● **Exercise description**
Among the entries below, find all lines that include "JSON" and copy them.

● **Data for analysis**
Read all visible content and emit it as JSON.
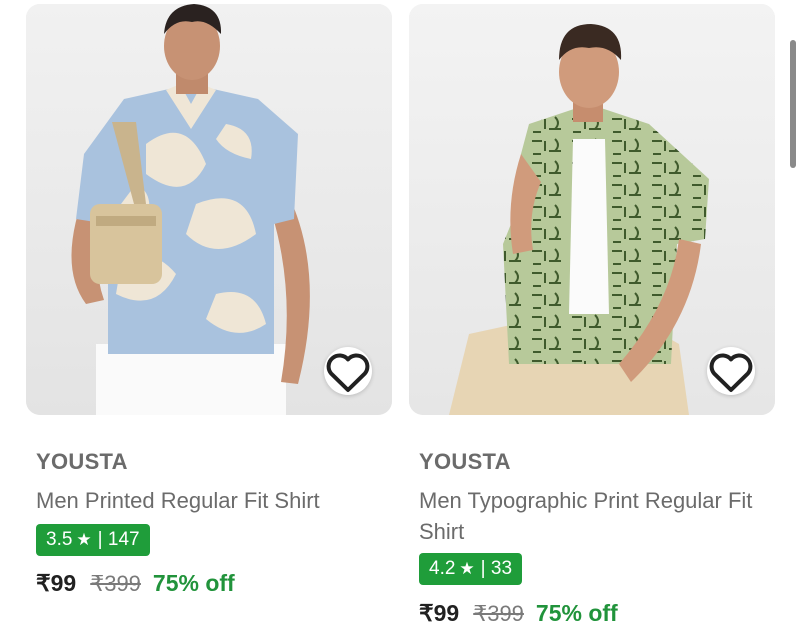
{
  "products": [
    {
      "brand": "YOUSTA",
      "title": "Men Printed Regular Fit Shirt",
      "rating": "3.5",
      "rating_count": "147",
      "price": "₹99",
      "mrp": "₹399",
      "discount": "75% off",
      "wishlist_icon": "heart-outline-icon"
    },
    {
      "brand": "YOUSTA",
      "title": "Men Typographic Print Regular Fit Shirt",
      "rating": "4.2",
      "rating_count": "33",
      "price": "₹99",
      "mrp": "₹399",
      "discount": "75% off",
      "wishlist_icon": "heart-outline-icon"
    }
  ],
  "colors": {
    "rating_badge": "#1f9d3a",
    "discount": "#21933b",
    "text_muted": "#6b6b6b"
  }
}
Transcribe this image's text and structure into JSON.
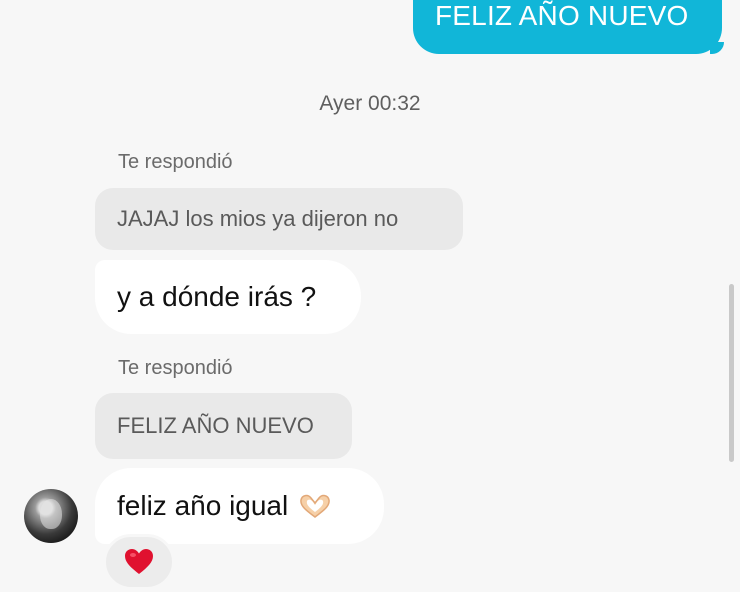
{
  "conversation": {
    "sent_message": "FELIZ AÑO NUEVO",
    "timestamp": "Ayer 00:32",
    "thread": [
      {
        "reply_caption": "Te respondió",
        "quoted_text": "JAJAJ los mios ya dijeron no",
        "message": "y a dónde irás ?"
      },
      {
        "reply_caption": "Te respondió",
        "quoted_text": "FELIZ AÑO NUEVO",
        "message": "feliz año igual"
      }
    ],
    "reaction_icon": "red-heart-icon",
    "message_emoji": "heart-hands-icon"
  },
  "colors": {
    "sent_bubble": "#11b6d8",
    "background": "#f7f7f7",
    "received_bubble": "#ffffff",
    "quoted_bubble": "#e9e9e9",
    "reaction_heart": "#e0112f"
  }
}
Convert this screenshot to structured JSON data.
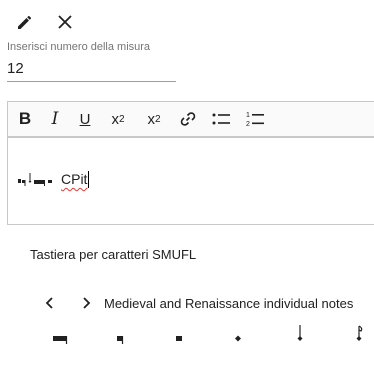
{
  "toolbar_top": {
    "edit_icon": "pencil-icon",
    "close_icon": "close-icon"
  },
  "measure_field": {
    "label": "Inserisci numero della misura",
    "value": "12"
  },
  "format_toolbar": {
    "bold": "B",
    "italic": "I",
    "underline": "U",
    "subscript_base": "x",
    "subscript_mark": "2",
    "superscript_base": "x",
    "superscript_mark": "2",
    "link_icon": "link-icon",
    "bullet_list_icon": "bullet-list-icon",
    "numbered_list_icon": "numbered-list-icon"
  },
  "editor": {
    "text": "CPit"
  },
  "smufl_panel": {
    "title": "Tastiera per caratteri SMUFL",
    "prev_icon": "chevron-left-icon",
    "next_icon": "chevron-right-icon",
    "category": "Medieval and Renaissance individual notes",
    "glyphs": [
      "maxima-note",
      "longa-note",
      "brevis-note",
      "semibrevis-note",
      "minima-note",
      "semiminima-note"
    ]
  }
}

● **Solution to the exercise**
Read all visible content and emit it as JSON.
Transcribe this image's text and structure into JSON.
Convert this screenshot to structured JSON data.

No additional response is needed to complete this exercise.